Additionally, while the word "Global" does conjure up an image of something that is at least international in its nature, the programme was resolutely fastened upon the United States. Again there are justifications for this, in that IP business methods, models, practices and investment are very much more in evidence in the United States, where people do more creative and adventurous things with patents both individually and as commodities than they do elsewhere.
That said, the location of next year's event in Barcelona and the fact that the recent impact of US court decisions, legislative reform and USPTO practice has now been closely examined and is unlikely to have changed greatly in the coming twelve months and the coming changes in European trade mark and patent law all suggest strongly that the next IPBCGlobal event will have a very different feel to it.
|Forget the old stereotypes. Today's|
entrepreneurial inventors are more
likely to look like this ...
|... than this|
Finally, this Kat feels that he should say something of the IP Hall of Fame and its Gala Dinner at which the induction of new members takes place. Events of this nature are difficult to handle in a sensitive manner, since they provide not only a chance for the IP community to recognise the efforts of some of its members and perhaps a stimulus to achieve, but also an opportunity for old rivalries, jealousies and grievances to be unearthed. However, the warm, not overly formal and quite relaxed atmosphere created by the organisers helped to ensure that, if there any such undercurrents, they were not apparent. Fame is not the same as merit or excellence: it's a question of personal brand recognition as much as anything else and the ballroom was full of IP achievers in the legal, commercial, strategic and informatic fields whose merits are not diminished by the fact that they may not be so widely recognised.
On a very personal note, this Kat would like to thank all his IP friends and colleagues past, present and future for their help, support and encouragement over the years, and for adding his name to the list of illustrious folk who were already in the IP Hall of Fame.

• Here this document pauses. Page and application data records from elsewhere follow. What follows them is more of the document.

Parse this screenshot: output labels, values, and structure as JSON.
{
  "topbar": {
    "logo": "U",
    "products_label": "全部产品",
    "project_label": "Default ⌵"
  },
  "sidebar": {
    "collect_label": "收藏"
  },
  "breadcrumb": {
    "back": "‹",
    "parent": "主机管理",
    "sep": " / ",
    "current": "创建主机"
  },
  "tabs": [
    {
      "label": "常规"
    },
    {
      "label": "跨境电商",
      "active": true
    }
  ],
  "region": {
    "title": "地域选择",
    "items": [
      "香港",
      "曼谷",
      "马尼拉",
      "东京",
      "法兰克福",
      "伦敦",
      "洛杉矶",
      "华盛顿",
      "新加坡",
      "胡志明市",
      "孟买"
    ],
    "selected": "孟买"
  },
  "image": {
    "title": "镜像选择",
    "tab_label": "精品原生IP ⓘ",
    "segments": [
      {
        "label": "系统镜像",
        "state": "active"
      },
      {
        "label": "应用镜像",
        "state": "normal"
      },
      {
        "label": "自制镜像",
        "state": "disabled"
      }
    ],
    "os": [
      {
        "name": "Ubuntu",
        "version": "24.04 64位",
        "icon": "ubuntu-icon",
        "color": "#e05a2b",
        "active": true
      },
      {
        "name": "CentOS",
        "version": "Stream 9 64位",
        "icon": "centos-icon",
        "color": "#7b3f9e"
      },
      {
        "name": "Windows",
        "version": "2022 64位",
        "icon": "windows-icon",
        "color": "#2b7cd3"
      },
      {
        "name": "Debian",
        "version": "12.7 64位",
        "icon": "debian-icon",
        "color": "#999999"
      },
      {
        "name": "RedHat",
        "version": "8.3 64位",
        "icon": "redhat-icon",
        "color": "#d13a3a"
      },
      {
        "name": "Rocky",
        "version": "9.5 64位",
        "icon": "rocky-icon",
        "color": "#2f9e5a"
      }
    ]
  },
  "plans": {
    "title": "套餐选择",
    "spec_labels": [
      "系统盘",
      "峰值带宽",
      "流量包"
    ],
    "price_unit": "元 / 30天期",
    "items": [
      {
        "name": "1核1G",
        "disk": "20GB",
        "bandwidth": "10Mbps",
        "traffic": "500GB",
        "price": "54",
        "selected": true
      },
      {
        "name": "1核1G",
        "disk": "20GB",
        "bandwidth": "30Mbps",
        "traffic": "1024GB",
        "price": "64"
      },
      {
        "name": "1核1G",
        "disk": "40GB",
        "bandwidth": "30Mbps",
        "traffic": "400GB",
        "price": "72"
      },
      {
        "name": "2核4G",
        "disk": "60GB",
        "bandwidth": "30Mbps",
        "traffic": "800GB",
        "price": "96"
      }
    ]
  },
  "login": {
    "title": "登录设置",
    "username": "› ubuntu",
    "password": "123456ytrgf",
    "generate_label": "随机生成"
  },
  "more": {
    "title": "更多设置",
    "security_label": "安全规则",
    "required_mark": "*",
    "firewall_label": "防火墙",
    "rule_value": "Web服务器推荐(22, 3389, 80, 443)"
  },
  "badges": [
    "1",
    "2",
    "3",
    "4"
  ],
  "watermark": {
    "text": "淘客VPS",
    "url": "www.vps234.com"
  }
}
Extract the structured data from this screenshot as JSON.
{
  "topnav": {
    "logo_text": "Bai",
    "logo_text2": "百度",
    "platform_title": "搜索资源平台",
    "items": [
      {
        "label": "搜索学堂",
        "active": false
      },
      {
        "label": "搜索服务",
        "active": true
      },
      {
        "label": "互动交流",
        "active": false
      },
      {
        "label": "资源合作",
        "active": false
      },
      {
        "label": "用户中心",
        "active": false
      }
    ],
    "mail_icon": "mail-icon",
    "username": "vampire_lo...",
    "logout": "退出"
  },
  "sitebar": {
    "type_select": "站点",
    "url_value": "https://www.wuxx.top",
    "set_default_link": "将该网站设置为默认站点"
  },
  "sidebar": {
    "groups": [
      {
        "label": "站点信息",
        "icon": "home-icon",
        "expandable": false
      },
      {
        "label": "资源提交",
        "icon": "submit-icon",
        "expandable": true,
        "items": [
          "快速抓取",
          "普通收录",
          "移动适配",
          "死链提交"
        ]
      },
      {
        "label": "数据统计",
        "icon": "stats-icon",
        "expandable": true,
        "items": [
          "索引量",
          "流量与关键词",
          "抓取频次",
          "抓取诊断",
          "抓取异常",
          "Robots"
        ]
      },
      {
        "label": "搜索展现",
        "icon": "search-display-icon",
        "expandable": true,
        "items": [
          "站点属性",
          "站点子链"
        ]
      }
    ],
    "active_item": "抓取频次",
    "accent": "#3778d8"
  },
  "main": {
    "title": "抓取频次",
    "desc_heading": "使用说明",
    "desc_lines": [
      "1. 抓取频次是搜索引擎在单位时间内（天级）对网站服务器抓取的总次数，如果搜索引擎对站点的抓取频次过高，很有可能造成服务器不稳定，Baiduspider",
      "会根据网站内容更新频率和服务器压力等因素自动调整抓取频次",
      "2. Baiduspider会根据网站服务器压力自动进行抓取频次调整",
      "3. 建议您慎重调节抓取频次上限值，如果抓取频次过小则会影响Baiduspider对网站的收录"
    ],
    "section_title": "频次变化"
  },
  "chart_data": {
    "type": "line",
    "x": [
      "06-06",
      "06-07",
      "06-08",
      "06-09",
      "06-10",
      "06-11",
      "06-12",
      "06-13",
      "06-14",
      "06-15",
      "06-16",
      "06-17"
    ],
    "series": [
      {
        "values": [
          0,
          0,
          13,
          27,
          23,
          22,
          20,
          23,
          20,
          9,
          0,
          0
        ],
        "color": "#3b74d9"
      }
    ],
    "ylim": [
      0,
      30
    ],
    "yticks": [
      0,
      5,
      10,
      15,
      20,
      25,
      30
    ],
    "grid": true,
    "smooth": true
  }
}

A special mention should go to his friends and colleagues at Olswang LLP, the Oxford University Press team and editorial board of JIPLP, the crew at MARQUES, his fellow bloggers and, last but not least, Mrs Kat -- for whom no words of gratitude could ever be sufficient.